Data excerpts
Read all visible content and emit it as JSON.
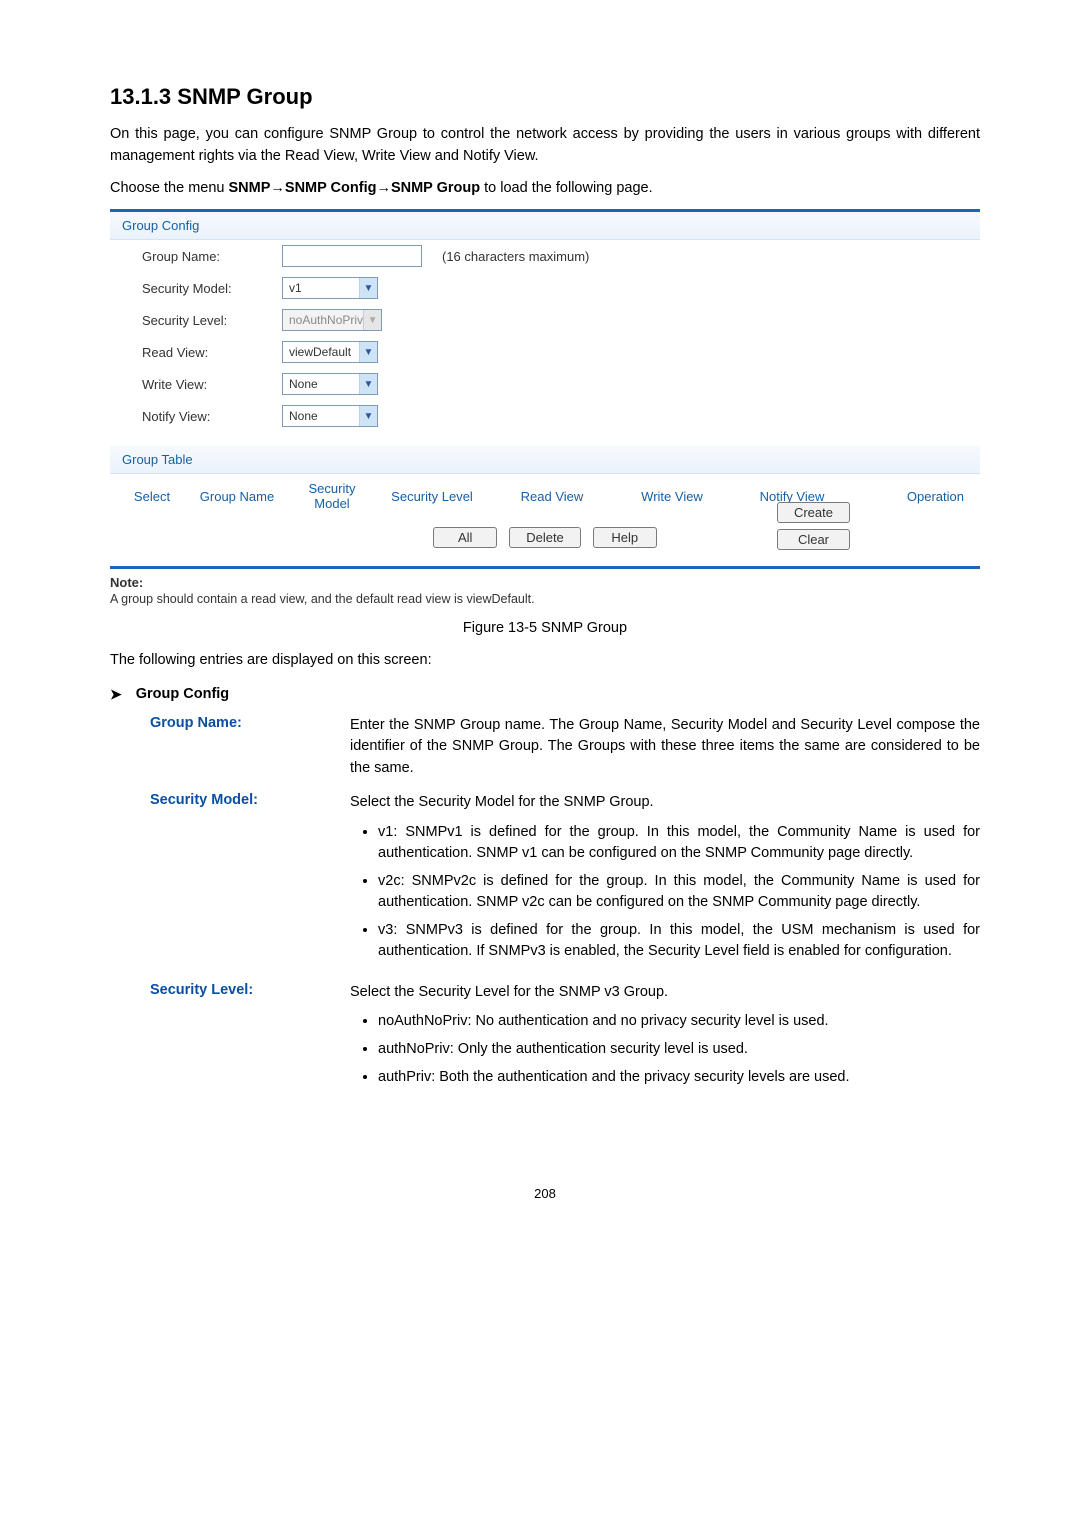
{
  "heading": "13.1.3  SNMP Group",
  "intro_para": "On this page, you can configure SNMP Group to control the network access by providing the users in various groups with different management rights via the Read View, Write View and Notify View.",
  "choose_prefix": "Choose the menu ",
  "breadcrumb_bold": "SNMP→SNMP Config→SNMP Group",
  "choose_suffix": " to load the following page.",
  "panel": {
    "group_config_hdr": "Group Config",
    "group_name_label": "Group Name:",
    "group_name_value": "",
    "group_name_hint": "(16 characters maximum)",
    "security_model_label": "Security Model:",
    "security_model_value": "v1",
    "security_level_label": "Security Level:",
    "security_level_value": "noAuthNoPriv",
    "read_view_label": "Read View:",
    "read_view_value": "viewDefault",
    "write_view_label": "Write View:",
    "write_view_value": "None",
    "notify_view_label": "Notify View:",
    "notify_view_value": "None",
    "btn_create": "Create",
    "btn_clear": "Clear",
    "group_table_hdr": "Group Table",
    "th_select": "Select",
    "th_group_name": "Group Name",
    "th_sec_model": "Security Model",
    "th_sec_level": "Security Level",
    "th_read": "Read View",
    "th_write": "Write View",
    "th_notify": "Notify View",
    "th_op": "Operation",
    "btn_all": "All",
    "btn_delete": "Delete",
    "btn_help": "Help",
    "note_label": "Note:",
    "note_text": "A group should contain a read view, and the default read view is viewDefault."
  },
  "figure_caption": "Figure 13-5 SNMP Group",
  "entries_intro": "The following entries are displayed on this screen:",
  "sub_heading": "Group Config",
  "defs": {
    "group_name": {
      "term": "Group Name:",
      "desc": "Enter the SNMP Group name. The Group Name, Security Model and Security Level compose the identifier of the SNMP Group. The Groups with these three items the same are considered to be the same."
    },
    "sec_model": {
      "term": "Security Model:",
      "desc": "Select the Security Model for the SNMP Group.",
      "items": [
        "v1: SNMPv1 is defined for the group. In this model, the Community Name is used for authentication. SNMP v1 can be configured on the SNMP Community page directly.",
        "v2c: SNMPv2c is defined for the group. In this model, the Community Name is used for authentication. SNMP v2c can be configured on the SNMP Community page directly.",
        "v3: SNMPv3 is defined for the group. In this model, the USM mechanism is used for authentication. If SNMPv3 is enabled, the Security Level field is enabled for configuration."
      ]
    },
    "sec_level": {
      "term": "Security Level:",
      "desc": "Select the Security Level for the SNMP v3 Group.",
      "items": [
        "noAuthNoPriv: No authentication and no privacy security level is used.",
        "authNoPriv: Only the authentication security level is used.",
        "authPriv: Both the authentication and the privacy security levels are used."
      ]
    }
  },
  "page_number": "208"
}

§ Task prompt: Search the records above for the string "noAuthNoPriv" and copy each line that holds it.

§ Response:
    "security_level_value": "noAuthNoPriv",
        "noAuthNoPriv: No authentication and no privacy security level is used.",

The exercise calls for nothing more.